My first job after college was as a teacher in Cotulla, Texas, in a small Mexican-American school. Few of them could speak English and I couldn't speak much Spanish. My students were poor and they often came to class without breakfast and hungry. And they knew even in their youth the pain of prejudice. They never seemed to know why people disliked them, but they knew it was so because I saw it in their eyes. I often walked home late in the afternoon after the classes were finished wishing there was more that I could do. But all I knew was to teach them the little that I knew, hoping that I might help them against the hardships that lay ahead. And somehow you never forget what poverty and hatred can do when you see its scars on the hopeful face of a young child. I never thought then, in 1928, that I would be standing here in 1965. It never even occurred to me in my fondest dreams that I might have the chance to help the sons and daughters of those students, and to help people like them all over this country. But now I do have that chance. And I'll let you in on a secret— I mean to use it. And I hope that you will use it with me.148
Perhaps it is fitting that we close with Johnson, who struggled to summon his better angels to transcend his fallibility. This has been the story of our country’s ongoing freedom march - sometimes rocky and sometimes violent - toward full opportunity and dignity for all. Looking back over the past fifty years, everyone one of us who dares to dream stands on the shoulders of those young people in Birmingham and the previous generations who gave their time and sometimes their lives, to open hearts, minds, and opportunity.

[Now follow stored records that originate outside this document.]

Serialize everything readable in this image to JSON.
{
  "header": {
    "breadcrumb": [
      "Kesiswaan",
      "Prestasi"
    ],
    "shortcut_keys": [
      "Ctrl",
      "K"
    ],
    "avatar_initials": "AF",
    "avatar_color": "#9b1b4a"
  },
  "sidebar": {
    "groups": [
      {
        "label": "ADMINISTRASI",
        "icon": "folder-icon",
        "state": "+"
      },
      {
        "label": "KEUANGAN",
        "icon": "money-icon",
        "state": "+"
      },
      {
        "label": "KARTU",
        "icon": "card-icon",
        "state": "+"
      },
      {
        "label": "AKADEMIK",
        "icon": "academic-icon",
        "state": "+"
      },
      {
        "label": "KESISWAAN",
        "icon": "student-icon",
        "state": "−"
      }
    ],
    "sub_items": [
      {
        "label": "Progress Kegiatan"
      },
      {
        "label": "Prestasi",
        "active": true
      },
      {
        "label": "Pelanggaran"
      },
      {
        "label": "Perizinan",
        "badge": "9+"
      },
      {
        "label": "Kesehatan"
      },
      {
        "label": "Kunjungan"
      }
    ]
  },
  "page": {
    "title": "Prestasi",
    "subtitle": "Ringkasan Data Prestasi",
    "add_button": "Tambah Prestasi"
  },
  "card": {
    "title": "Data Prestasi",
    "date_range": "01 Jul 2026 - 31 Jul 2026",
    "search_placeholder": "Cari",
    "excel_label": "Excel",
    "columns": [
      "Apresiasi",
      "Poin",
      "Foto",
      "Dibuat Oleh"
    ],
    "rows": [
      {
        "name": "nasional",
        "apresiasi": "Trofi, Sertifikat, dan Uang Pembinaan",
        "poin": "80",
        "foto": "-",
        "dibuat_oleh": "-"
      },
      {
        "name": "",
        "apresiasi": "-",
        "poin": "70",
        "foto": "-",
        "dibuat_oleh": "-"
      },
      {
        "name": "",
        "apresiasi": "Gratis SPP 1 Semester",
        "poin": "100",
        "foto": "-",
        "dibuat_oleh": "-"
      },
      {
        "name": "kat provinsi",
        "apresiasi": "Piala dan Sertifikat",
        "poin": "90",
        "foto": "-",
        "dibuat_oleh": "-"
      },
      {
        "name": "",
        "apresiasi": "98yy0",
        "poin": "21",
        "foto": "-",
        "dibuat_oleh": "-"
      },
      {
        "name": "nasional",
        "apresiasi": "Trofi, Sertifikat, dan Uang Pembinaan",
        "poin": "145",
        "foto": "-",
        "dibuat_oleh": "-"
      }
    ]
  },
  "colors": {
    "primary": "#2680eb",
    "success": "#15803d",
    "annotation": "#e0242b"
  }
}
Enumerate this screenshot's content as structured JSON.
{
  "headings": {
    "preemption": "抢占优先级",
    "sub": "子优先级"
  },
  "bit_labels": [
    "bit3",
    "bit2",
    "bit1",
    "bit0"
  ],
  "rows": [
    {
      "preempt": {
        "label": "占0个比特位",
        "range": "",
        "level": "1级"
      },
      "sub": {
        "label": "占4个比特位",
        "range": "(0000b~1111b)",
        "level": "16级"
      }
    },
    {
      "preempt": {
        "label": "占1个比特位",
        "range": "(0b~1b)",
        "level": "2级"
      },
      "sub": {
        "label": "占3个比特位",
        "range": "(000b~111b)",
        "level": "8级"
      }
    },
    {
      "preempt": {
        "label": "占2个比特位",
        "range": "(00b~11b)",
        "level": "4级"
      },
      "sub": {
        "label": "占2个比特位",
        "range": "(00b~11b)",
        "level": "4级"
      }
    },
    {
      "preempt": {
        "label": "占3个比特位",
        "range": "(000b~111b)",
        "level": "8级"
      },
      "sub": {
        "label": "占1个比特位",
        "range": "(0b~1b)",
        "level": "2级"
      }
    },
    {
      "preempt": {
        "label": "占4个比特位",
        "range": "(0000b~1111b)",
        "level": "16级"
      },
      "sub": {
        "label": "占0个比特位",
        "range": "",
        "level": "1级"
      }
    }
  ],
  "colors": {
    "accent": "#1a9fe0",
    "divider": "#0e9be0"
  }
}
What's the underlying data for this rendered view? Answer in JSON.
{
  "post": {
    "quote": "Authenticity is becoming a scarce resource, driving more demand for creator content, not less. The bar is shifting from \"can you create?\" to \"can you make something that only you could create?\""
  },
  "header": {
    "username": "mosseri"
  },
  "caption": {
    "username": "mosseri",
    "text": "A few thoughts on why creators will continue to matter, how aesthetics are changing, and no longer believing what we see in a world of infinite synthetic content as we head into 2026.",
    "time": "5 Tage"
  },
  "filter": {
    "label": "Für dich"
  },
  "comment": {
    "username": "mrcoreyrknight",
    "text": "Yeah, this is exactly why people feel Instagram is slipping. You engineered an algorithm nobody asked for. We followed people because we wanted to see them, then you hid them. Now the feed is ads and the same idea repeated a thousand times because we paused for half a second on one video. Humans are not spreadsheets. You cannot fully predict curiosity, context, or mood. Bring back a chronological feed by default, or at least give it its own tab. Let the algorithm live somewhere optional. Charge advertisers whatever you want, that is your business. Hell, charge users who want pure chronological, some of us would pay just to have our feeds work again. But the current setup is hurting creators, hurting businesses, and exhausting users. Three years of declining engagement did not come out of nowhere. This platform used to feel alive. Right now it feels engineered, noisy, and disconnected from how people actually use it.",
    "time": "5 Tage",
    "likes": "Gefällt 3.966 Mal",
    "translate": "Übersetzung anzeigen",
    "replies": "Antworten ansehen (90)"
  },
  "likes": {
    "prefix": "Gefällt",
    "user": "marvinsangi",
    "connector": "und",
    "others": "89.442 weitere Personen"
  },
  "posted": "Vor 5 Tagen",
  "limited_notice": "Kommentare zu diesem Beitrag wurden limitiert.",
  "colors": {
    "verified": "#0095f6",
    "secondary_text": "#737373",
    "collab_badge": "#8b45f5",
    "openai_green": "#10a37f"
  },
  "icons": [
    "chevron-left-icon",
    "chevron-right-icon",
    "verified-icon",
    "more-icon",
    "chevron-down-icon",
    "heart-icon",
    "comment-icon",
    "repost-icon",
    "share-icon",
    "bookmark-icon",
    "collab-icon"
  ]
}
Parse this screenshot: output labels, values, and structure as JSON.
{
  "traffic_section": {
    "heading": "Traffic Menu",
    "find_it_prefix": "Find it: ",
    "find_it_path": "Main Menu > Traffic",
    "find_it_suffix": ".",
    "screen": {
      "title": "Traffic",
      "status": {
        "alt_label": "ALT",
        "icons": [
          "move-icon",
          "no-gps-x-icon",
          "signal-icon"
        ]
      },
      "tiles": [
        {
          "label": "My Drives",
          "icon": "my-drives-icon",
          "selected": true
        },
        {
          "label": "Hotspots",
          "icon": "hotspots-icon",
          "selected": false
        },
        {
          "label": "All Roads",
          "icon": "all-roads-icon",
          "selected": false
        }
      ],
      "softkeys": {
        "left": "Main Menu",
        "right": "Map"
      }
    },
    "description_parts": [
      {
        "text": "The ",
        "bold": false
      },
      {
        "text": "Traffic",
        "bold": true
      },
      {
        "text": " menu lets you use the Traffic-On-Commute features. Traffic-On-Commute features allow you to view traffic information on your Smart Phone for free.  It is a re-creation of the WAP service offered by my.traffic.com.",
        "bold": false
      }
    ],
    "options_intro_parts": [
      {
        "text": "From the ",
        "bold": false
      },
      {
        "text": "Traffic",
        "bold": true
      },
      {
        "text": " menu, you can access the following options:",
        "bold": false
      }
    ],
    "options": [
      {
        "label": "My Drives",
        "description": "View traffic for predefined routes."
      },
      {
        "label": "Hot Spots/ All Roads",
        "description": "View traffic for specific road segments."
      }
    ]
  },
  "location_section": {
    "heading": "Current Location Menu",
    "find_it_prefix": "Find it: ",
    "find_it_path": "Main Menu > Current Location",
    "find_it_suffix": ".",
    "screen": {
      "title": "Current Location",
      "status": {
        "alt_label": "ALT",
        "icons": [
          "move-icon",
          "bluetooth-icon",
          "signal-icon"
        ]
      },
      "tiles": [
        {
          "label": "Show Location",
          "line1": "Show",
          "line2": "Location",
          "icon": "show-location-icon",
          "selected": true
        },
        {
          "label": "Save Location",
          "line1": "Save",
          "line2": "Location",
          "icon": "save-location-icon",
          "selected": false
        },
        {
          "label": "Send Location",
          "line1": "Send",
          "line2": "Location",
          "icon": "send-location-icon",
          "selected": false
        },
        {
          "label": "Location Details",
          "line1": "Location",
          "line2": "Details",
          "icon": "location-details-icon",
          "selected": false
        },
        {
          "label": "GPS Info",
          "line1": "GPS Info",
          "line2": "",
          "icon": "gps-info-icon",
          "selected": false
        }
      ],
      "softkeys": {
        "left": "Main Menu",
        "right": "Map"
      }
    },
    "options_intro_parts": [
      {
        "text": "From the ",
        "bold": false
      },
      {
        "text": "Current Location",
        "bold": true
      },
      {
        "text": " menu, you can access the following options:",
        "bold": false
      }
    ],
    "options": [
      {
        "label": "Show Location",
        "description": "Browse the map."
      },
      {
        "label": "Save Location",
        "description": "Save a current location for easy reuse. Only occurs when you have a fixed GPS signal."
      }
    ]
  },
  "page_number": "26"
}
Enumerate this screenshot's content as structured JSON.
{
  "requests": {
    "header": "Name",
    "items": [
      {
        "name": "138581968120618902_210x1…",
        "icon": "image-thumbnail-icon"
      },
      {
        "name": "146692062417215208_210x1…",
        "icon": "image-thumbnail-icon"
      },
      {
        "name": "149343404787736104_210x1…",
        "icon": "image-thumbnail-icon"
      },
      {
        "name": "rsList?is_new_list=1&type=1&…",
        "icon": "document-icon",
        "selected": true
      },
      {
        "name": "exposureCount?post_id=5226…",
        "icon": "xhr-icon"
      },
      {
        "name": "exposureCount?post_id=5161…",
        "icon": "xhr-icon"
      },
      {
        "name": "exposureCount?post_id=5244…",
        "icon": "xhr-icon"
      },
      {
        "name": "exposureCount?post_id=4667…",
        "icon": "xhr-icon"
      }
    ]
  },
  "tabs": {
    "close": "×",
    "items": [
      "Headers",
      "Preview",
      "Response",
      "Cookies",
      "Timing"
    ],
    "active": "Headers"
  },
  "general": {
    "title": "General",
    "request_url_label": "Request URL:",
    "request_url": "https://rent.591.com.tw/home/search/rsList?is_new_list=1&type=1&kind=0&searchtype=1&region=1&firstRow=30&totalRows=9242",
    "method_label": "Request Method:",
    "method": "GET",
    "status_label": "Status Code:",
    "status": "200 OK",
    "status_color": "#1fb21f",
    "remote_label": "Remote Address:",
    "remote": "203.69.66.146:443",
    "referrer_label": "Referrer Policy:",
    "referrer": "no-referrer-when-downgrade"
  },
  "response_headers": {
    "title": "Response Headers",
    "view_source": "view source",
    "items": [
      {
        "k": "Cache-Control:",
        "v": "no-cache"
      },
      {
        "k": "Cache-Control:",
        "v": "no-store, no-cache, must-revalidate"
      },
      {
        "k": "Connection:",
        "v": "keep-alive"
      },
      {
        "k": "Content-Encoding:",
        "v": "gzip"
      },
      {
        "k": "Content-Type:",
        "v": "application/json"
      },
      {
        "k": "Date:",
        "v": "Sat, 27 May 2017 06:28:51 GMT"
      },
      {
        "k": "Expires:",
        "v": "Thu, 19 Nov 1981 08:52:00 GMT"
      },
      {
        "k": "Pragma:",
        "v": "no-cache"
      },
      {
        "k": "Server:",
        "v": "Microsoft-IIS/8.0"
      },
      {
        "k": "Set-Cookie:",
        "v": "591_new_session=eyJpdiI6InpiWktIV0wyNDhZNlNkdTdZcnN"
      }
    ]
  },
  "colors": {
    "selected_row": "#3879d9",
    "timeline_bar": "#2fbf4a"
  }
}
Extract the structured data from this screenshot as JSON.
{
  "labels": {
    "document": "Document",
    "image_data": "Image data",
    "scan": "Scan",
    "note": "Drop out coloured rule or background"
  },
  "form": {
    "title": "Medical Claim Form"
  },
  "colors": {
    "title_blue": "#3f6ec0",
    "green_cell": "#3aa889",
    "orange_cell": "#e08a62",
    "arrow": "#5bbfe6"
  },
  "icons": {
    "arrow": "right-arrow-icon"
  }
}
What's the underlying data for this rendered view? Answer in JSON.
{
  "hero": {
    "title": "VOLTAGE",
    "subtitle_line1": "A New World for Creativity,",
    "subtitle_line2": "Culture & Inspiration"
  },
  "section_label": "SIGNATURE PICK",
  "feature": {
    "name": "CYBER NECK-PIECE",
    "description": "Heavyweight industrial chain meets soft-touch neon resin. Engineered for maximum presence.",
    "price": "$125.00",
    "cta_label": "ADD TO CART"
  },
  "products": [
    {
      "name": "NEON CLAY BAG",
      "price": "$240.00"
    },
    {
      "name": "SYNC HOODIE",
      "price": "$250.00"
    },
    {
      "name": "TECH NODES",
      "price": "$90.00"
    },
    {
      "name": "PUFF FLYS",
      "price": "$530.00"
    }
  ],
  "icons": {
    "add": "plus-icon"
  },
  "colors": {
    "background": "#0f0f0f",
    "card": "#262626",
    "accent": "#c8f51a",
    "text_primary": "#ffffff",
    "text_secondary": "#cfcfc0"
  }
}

This story makes clear though that the progress has been inchoate at best: our benevolent self-interest in ensuring opportunities for ourselves or loved ones has impelled much forward movement, while creative empathy for those viewed as “other” has proven to be a more checkered catalyst. Consider the issue of race - the original catalyst for the Act. While progress in eradicating race discrimination is difficult to deny, redressing racial discrimination remains a persistent and central challenge of our times.
Thus, looking forward to our unfinished business over the next fifty years, it is necessary to remember whatever progress has been achieved was not inevitable, nor was it smooth and free from demoralizing setbacks, nor is it irrevocable. The Civil Rights Act (and the subsequent legislation it inspired) remains a bulwark. By expanding ideas of equality “as old as the scriptures and . . . as clear as the American Constitution”149 to the economic sphere, it enshrined them in the ideals of American civil society. This triggered an ongoing American and increasingly international conversation about the scope and substance of these fundamental human rights, which in my humble opinion, are as concretely and more consciously integral to our daily lives than even the Magna Carta itself!